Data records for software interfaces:
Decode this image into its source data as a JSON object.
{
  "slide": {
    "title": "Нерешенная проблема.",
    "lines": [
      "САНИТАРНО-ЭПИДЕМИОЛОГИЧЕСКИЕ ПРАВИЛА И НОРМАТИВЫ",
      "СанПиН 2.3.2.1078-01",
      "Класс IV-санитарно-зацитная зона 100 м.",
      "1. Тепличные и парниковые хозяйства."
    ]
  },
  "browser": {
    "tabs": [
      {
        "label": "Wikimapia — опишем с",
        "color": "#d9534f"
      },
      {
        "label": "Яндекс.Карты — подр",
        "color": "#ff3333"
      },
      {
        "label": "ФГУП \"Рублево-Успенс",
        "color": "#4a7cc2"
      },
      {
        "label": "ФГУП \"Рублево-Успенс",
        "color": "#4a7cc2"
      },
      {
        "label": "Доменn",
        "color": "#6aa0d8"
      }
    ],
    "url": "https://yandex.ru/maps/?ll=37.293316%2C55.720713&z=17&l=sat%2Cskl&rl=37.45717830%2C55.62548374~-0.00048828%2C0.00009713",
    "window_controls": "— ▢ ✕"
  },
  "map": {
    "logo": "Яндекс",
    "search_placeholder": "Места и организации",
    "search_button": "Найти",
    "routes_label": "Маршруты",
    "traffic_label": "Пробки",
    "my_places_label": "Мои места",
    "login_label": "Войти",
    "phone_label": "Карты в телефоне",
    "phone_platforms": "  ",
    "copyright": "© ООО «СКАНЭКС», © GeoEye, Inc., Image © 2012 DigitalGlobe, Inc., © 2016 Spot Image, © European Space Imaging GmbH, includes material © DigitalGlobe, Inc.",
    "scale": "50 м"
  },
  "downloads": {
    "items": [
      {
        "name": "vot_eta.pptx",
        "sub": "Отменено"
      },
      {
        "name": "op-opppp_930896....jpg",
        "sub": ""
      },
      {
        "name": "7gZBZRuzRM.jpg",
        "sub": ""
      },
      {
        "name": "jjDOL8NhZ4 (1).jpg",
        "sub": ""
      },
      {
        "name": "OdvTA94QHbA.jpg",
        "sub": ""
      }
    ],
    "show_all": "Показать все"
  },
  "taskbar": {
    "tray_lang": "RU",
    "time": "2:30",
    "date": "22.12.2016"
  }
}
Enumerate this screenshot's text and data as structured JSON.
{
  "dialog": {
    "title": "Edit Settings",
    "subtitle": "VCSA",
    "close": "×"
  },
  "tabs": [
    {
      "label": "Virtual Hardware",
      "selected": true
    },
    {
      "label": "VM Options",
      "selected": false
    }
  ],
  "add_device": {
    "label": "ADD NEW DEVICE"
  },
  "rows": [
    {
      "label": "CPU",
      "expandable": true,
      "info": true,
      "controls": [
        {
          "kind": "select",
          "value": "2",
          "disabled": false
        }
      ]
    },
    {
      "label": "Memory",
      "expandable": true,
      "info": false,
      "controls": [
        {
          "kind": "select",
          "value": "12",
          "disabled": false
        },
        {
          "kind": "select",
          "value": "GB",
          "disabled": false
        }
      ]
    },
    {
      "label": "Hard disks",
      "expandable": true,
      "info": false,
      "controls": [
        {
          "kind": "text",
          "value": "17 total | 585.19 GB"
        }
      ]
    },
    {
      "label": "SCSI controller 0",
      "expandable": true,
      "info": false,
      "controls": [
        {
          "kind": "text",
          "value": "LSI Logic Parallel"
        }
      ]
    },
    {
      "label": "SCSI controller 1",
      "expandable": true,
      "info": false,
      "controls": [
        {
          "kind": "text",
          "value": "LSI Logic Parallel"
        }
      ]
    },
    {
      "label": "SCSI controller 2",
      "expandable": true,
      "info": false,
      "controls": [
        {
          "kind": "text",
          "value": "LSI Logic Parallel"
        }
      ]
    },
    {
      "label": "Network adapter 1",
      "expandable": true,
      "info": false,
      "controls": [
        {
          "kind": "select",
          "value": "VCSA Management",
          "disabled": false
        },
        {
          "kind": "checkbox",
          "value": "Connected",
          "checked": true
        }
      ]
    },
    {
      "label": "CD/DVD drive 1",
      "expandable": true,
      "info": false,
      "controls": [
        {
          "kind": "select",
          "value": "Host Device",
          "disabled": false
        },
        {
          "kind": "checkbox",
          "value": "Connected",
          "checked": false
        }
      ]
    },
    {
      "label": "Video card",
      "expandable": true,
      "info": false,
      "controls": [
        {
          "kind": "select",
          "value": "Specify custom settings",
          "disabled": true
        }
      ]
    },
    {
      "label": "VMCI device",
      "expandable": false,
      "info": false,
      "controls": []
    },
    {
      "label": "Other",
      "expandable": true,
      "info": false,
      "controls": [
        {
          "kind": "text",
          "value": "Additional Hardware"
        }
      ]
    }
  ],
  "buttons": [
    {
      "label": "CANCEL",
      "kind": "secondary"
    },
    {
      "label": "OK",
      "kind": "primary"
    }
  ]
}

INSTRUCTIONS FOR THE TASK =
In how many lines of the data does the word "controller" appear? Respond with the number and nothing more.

TASK SOLUTION =
3